What's the Big Idea this week?
Among the remaining stocks in my portfolio, only Riverbed Technology improved from last week. Unfortunately, the comparable S&P 500 SPDR gained more after factoring in dividends and returns of capital. All told, Mr. Market recaptured 309 basis points.

All markets rallied, but small caps took the crown as the Russell 2000 rose 1.09%. No other index came close. The Dow Jones Industrial Average advanced 0.79%, while the S&P 500 improved 0.60% and the Nasdaq closed up 0.33%, according to data supplied by The Wall Street Journal. Here's a closer look at where I stood through Thursday's close:


Starting Price*

Recent Price

Total Return









Rackspace Hosting




Riverbed Technology












S&P 500 SPDR








Source: Yahoo! Finance.
* Tracking began at market close on Jan. 6, 2012.
** Adjusted for dividends and other returns of capital.

Notable newsmakers
The usual suspects dominated the remainder of the tech news cycle this week:

  • On Tuesday, Facebook (NASDAQ:FB) introduced Graph Search. The idea: Draw from your friends, their friends, your "likes," and other data the social network keeps in order to bring context and specificity to searches. For example, if you're a new Mac user and need a friend to help set up your system, Graph should allow you to find out who among your network are self-identified Mac users who may be able to lend a hand.
  • On Thursday, Intel (NASDAQ:INTC) reported a fourth-quarter earnings beat but weak first quarter guidance. Worse, the chipmaker appears on track for a full-year decline in revenue as efforts to diversify beyond PCs aren't supplying enough growth.
  • Startup Pokki reached 1.5 million downloads for Pokki Menu, an app that mimics the look and feel of the "Start" menu that used to welcome Windows users to their PCs, and which was lost with the introduction of Windows 8. Should Microsoft (NASDAQ:MSFT) bring it back? Mr. Softy says it has sold 60 million licenses of the new OS, so there's probably no rush for it to change.

What caught your eye in the tech world this week? And what are you expecting from Apple's earnings report next week? Please weigh in using the comments box below.
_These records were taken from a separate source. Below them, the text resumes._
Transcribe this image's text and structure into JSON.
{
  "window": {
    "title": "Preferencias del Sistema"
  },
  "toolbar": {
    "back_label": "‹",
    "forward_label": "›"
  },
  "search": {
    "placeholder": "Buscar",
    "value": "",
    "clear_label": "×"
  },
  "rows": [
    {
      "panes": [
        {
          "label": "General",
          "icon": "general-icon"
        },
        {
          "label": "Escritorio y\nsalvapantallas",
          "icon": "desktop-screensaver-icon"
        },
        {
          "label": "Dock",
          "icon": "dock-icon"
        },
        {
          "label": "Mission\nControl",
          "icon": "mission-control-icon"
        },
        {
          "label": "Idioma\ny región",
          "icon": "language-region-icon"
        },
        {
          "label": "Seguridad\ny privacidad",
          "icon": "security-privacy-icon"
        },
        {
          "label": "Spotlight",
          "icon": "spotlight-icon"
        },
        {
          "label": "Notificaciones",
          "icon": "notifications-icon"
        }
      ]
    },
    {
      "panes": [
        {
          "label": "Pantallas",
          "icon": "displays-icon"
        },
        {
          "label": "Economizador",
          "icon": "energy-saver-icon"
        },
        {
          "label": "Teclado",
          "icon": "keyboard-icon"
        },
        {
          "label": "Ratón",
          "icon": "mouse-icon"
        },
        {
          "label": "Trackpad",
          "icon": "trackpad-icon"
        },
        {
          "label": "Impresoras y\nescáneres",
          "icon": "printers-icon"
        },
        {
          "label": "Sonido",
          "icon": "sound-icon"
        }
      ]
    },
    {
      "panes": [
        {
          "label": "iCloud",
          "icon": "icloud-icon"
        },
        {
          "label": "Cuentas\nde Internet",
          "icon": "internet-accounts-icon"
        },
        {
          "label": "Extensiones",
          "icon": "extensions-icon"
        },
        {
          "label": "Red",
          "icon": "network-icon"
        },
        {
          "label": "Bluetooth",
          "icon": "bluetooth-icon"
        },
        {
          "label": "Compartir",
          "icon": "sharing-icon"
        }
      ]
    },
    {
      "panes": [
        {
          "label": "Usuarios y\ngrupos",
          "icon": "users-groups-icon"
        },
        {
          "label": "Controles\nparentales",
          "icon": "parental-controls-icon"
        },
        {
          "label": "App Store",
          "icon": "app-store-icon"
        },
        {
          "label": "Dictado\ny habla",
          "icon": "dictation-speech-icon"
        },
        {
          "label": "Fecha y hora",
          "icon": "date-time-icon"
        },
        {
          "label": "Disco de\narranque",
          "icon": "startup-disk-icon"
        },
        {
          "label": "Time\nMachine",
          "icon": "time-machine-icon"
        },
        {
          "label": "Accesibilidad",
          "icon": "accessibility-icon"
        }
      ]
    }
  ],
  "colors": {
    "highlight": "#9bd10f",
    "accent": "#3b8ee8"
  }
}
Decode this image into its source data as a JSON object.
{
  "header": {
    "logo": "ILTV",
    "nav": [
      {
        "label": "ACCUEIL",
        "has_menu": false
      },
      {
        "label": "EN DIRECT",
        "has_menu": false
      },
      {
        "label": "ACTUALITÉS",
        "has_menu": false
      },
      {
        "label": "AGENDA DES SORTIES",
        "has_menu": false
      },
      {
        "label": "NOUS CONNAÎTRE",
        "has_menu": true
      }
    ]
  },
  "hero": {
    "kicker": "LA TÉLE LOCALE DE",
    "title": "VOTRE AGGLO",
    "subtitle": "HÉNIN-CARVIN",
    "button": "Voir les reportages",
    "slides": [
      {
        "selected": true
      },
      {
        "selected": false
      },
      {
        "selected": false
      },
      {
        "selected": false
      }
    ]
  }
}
This article represents the opinion of the writer, who may disagree with the “official” recommendation position of a Motley Fool premium advisory service. We’re motley! Questioning an investing thesis -- even one of our own -- helps us all think critically about investing and make decisions that help us become smarter, happier, and richer.